5. Phase B Shuttles
Phase B Shuttles were being considered in the 70’s. These style of space shuttles were made for transportation or ferrying missions into space. They would have frequently transferred personnel and equipment into space. NASA had to team up with United States Air Force (USAF) to complete this project. The USAF wanted the Phase B shuttles to be used for military related missions. Ultimately, NASA would have needed to make huge ships that were impractical to fly. They had no choice but to stop the project because it was not feasible for NASA to complete.
4. Shuttle C
Shuttle C was considered for launch in 1989 but it never panned out. The shuttle was inefficient for what NASA needed it for. The payload of the shuttle was too heavy and cumbersome for space travel. NASA was looking to start missions to Mars during that time. They realized that they would need a lightweight ship that would literally go to the red planet. However, these ships needed to be lightweight and easy to manage. The unit had the ability to have a disposable cargo package. However, it was not practical for what NASA really wanted to do at the time.
The Buran was an unusual space craft because it was developed inside of the U.S. program between 74 and 93. This particular craft was designed to move practically into space. It was a great ship with a proven ability to perform. However, this was extremely expensive to make.
NASA made this ship and launched it only one time. It was such a problem in terms of foreign dealings. This ship was emulated by the Russians and it ended up playing a critical role with the decline of the Russian space program. The Buran was retired after its first and only mission. People wondered why NASA paid so much to construct a ship they were never going to use over the long haul.
2. USAF Air Launched Sortie Vehicle
During the 1980’s the USAF came up with the plans to launch a sortie (mission) vehicle that would recover satellites and that would carry out some military operations. However, this craft never came to be. It was supposed to be deployed at a moment’s notice from any place on the planet. This craft never made it into existence because NASA and the USAF realized that it would be extremely complex and expensive to manufacture. As a result, this design was cancelled and it never came into existence.
The Hermes was considered by NASA between 75 and 93. This particular space traveling craft was being developed by the French and the European Space Agency. NASA looked into what these two organizations were doing and had plans to use some of the things that they discovered about the shuttle. However, they did not follow through with these ideas.
NASA had its own set of ships it was considering at the time. The Hermes just did not meet the needs of their space program. As a result, this shuttle mode stayed on the table with the Europeans where it was ultimately shelved. NASA saved themselves a lot of money and wasted time by not taking on this project.

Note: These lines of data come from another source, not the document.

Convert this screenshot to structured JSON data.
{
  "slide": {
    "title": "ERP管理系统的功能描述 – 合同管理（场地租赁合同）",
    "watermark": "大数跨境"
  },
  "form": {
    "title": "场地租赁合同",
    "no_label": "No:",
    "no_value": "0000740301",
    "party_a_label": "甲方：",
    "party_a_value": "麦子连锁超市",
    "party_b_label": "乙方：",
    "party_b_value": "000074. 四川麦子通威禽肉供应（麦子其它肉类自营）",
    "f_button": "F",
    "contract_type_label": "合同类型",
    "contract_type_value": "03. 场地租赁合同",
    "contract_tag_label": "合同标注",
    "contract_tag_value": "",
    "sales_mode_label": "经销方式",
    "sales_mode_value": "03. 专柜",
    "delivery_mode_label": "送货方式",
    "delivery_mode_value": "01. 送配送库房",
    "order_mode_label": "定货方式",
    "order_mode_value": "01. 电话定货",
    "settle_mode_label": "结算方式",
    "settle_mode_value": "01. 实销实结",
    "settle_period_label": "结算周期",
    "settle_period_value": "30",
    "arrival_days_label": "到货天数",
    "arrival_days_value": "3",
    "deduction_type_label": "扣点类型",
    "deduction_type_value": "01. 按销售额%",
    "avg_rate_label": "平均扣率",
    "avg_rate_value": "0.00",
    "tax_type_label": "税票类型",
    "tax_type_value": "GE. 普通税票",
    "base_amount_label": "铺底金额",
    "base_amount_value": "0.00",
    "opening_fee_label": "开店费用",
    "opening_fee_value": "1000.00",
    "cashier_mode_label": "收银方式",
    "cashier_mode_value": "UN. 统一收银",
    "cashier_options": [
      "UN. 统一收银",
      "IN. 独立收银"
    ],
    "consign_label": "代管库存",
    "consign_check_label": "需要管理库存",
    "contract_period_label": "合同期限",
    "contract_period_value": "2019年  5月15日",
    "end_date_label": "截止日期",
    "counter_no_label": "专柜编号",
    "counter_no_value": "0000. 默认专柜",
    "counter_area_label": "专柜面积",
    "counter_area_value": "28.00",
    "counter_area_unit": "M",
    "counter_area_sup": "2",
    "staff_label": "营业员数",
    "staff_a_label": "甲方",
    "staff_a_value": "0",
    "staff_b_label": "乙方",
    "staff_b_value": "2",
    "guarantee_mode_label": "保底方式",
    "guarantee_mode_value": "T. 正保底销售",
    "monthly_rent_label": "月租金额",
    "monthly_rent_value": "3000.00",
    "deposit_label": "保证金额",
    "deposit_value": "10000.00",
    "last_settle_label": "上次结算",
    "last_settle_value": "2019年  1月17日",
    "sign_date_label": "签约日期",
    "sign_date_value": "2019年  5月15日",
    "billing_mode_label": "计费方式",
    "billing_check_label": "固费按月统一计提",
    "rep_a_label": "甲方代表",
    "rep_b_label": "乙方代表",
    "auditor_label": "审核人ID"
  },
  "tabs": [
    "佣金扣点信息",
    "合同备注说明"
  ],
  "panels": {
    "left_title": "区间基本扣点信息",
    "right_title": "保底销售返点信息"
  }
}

Once again, NASA is not going to put out any bad inventions into public. Too much is riding on this organization that must be a sound and stable agency that is able to effectively, efficiently and safely put people into space while getting them back home again.